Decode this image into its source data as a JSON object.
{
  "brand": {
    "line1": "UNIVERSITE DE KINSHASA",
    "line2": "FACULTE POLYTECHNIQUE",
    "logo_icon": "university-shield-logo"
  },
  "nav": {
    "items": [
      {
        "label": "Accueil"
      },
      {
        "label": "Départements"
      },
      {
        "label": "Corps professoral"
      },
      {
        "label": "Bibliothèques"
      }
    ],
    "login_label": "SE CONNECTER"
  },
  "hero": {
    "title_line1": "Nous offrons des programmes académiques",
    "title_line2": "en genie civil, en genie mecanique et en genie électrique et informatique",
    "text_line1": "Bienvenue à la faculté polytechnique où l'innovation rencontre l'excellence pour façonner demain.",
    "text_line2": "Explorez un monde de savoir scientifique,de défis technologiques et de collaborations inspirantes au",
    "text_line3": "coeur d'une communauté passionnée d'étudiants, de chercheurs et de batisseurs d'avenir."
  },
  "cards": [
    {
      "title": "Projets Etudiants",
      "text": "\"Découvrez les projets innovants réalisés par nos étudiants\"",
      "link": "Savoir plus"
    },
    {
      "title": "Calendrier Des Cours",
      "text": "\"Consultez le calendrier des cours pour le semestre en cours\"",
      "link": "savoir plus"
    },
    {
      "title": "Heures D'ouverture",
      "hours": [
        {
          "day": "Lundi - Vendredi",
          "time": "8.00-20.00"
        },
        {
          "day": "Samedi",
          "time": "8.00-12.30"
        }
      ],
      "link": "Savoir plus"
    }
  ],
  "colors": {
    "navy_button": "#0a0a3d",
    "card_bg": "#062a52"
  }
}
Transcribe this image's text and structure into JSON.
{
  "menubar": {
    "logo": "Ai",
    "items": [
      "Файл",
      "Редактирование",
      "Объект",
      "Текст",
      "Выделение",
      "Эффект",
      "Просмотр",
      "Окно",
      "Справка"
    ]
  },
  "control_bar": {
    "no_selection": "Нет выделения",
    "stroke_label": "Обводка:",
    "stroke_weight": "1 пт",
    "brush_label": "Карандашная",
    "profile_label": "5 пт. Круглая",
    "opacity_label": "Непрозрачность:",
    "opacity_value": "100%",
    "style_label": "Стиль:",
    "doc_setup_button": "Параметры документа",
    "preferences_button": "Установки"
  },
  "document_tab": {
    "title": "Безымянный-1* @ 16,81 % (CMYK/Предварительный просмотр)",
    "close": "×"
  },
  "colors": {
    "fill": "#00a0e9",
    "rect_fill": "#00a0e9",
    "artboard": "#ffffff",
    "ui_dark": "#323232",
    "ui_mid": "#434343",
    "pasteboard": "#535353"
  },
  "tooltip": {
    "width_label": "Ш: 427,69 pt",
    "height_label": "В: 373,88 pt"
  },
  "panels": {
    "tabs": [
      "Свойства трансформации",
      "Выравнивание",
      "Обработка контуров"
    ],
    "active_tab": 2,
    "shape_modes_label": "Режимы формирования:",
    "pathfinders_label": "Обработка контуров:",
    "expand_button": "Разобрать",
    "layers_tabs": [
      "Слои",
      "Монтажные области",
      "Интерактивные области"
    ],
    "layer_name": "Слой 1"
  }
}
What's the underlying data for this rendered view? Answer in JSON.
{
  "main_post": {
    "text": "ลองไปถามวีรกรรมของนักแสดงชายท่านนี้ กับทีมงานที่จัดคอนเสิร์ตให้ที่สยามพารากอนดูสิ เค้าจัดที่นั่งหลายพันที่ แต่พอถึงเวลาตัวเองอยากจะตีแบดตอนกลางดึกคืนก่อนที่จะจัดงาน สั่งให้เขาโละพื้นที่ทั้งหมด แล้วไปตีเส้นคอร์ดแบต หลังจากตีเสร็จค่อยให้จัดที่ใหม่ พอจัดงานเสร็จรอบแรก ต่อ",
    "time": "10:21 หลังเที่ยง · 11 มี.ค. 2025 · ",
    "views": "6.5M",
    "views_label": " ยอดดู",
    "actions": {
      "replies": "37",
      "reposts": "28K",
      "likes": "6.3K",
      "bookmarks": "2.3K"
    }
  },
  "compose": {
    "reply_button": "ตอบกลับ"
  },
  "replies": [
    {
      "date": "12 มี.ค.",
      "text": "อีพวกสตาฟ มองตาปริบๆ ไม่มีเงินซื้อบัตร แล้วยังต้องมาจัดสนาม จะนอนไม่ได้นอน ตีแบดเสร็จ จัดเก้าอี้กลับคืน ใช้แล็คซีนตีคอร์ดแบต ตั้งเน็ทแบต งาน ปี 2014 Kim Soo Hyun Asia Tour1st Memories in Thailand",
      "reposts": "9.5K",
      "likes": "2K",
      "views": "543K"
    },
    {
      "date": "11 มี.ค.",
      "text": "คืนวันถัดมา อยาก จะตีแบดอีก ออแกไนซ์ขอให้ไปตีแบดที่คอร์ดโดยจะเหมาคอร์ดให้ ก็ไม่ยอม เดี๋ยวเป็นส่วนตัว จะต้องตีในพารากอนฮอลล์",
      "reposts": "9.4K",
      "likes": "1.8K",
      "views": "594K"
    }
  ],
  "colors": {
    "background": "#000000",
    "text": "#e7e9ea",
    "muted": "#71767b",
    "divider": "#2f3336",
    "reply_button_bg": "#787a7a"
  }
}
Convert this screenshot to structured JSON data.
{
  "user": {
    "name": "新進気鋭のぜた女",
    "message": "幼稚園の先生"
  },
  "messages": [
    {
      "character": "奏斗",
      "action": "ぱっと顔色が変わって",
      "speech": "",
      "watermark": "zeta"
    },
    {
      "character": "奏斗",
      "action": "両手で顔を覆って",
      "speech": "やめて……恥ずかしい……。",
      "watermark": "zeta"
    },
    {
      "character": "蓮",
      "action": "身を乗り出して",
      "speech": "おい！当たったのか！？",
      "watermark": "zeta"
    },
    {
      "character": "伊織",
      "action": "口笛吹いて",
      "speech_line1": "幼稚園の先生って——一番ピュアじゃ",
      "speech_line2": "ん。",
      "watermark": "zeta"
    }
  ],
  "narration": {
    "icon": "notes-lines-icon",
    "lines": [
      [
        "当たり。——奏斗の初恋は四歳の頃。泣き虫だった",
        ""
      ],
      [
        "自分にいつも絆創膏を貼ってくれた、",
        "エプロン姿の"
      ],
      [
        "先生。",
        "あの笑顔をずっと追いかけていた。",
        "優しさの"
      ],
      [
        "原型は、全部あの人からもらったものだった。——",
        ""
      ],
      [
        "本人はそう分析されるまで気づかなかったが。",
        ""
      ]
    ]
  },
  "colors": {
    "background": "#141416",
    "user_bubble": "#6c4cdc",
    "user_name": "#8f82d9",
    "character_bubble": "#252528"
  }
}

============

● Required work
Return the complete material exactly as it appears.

● Response to the task
Decode this image into its source data as a JSON object.
{
  "brand": {
    "line1": "UNIVERSITE DE KINSHASA",
    "line2": "FACULTE POLYTECHNIQUE",
    "logo_icon": "university-shield-logo"
  },
  "nav": {
    "items": [
      {
        "label": "Accueil"
      },
      {
        "label": "Départements"
      },
      {
        "label": "Corps professoral"
      },
      {
        "label": "Bibliothèques"
      }
    ],
    "login_label": "SE CONNECTER"
  },
  "hero": {
    "title_line1": "Nous offrons des programmes académiques",
    "title_line2": "en genie civil, en genie mecanique et en genie électrique et informatique",
    "text_line1": "Bienvenue à la faculté polytechnique où l'innovation rencontre l'excellence pour façonner demain.",
    "text_line2": "Explorez un monde de savoir scientifique,de défis technologiques et de collaborations inspirantes au",
    "text_line3": "coeur d'une communauté passionnée d'étudiants, de chercheurs et de batisseurs d'avenir."
  },
  "cards": [
    {
      "title": "Projets Etudiants",
      "text": "\"Découvrez les projets innovants réalisés par nos étudiants\"",
      "link": "Savoir plus"
    },
    {
      "title": "Calendrier Des Cours",
      "text": "\"Consultez le calendrier des cours pour le semestre en cours\"",
      "link": "savoir plus"
    },
    {
      "title": "Heures D'ouverture",
      "hours": [
        {
          "day": "Lundi - Vendredi",
          "time": "8.00-20.00"
        },
        {
          "day": "Samedi",
          "time": "8.00-12.30"
        }
      ],
      "link": "Savoir plus"
    }
  ],
  "colors": {
    "navy_button": "#0a0a3d",
    "card_bg": "#062a52"
  }
}
Transcribe this image's text and structure into JSON.
{
  "menubar": {
    "logo": "Ai",
    "items": [
      "Файл",
      "Редактирование",
      "Объект",
      "Текст",
      "Выделение",
      "Эффект",
      "Просмотр",
      "Окно",
      "Справка"
    ]
  },
  "control_bar": {
    "no_selection": "Нет выделения",
    "stroke_label": "Обводка:",
    "stroke_weight": "1 пт",
    "brush_label": "Карандашная",
    "profile_label": "5 пт. Круглая",
    "opacity_label": "Непрозрачность:",
    "opacity_value": "100%",
    "style_label": "Стиль:",
    "doc_setup_button": "Параметры документа",
    "preferences_button": "Установки"
  },
  "document_tab": {
    "title": "Безымянный-1* @ 16,81 % (CMYK/Предварительный просмотр)",
    "close": "×"
  },
  "colors": {
    "fill": "#00a0e9",
    "rect_fill": "#00a0e9",
    "artboard": "#ffffff",
    "ui_dark": "#323232",
    "ui_mid": "#434343",
    "pasteboard": "#535353"
  },
  "tooltip": {
    "width_label": "Ш: 427,69 pt",
    "height_label": "В: 373,88 pt"
  },
  "panels": {
    "tabs": [
      "Свойства трансформации",
      "Выравнивание",
      "Обработка контуров"
    ],
    "active_tab": 2,
    "shape_modes_label": "Режимы формирования:",
    "pathfinders_label": "Обработка контуров:",
    "expand_button": "Разобрать",
    "layers_tabs": [
      "Слои",
      "Монтажные области",
      "Интерактивные области"
    ],
    "layer_name": "Слой 1"
  }
}
What's the underlying data for this rendered view? Answer in JSON.
{
  "main_post": {
    "text": "ลองไปถามวีรกรรมของนักแสดงชายท่านนี้ กับทีมงานที่จัดคอนเสิร์ตให้ที่สยามพารากอนดูสิ เค้าจัดที่นั่งหลายพันที่ แต่พอถึงเวลาตัวเองอยากจะตีแบดตอนกลางดึกคืนก่อนที่จะจัดงาน สั่งให้เขาโละพื้นที่ทั้งหมด แล้วไปตีเส้นคอร์ดแบต หลังจากตีเสร็จค่อยให้จัดที่ใหม่ พอจัดงานเสร็จรอบแรก ต่อ",
    "time": "10:21 หลังเที่ยง · 11 มี.ค. 2025 · ",
    "views": "6.5M",
    "views_label": " ยอดดู",
    "actions": {
      "replies": "37",
      "reposts": "28K",
      "likes": "6.3K",
      "bookmarks": "2.3K"
    }
  },
  "compose": {
    "reply_button": "ตอบกลับ"
  },
  "replies": [
    {
      "date": "12 มี.ค.",
      "text": "อีพวกสตาฟ มองตาปริบๆ ไม่มีเงินซื้อบัตร แล้วยังต้องมาจัดสนาม จะนอนไม่ได้นอน ตีแบดเสร็จ จัดเก้าอี้กลับคืน ใช้แล็คซีนตีคอร์ดแบต ตั้งเน็ทแบต งาน ปี 2014 Kim Soo Hyun Asia Tour1st Memories in Thailand",
      "reposts": "9.5K",
      "likes": "2K",
      "views": "543K"
    },
    {
      "date": "11 มี.ค.",
      "text": "คืนวันถัดมา อยาก จะตีแบดอีก ออแกไนซ์ขอให้ไปตีแบดที่คอร์ดโดยจะเหมาคอร์ดให้ ก็ไม่ยอม เดี๋ยวเป็นส่วนตัว จะต้องตีในพารากอนฮอลล์",
      "reposts": "9.4K",
      "likes": "1.8K",
      "views": "594K"
    }
  ],
  "colors": {
    "background": "#000000",
    "text": "#e7e9ea",
    "muted": "#71767b",
    "divider": "#2f3336",
    "reply_button_bg": "#787a7a"
  }
}
Convert this screenshot to structured JSON data.
{
  "user": {
    "name": "新進気鋭のぜた女",
    "message": "幼稚園の先生"
  },
  "messages": [
    {
      "character": "奏斗",
      "action": "ぱっと顔色が変わって",
      "speech": "",
      "watermark": "zeta"
    },
    {
      "character": "奏斗",
      "action": "両手で顔を覆って",
      "speech": "やめて……恥ずかしい……。",
      "watermark": "zeta"
    },
    {
      "character": "蓮",
      "action": "身を乗り出して",
      "speech": "おい！当たったのか！？",
      "watermark": "zeta"
    },
    {
      "character": "伊織",
      "action": "口笛吹いて",
      "speech_line1": "幼稚園の先生って——一番ピュアじゃ",
      "speech_line2": "ん。",
      "watermark": "zeta"
    }
  ],
  "narration": {
    "icon": "notes-lines-icon",
    "lines": [
      [
        "当たり。——奏斗の初恋は四歳の頃。泣き虫だった",
        ""
      ],
      [
        "自分にいつも絆創膏を貼ってくれた、",
        "エプロン姿の"
      ],
      [
        "先生。",
        "あの笑顔をずっと追いかけていた。",
        "優しさの"
      ],
      [
        "原型は、全部あの人からもらったものだった。——",
        ""
      ],
      [
        "本人はそう分析されるまで気づかなかったが。",
        ""
      ]
    ]
  },
  "colors": {
    "background": "#141416",
    "user_bubble": "#6c4cdc",
    "user_name": "#8f82d9",
    "character_bubble": "#252528"
  }
}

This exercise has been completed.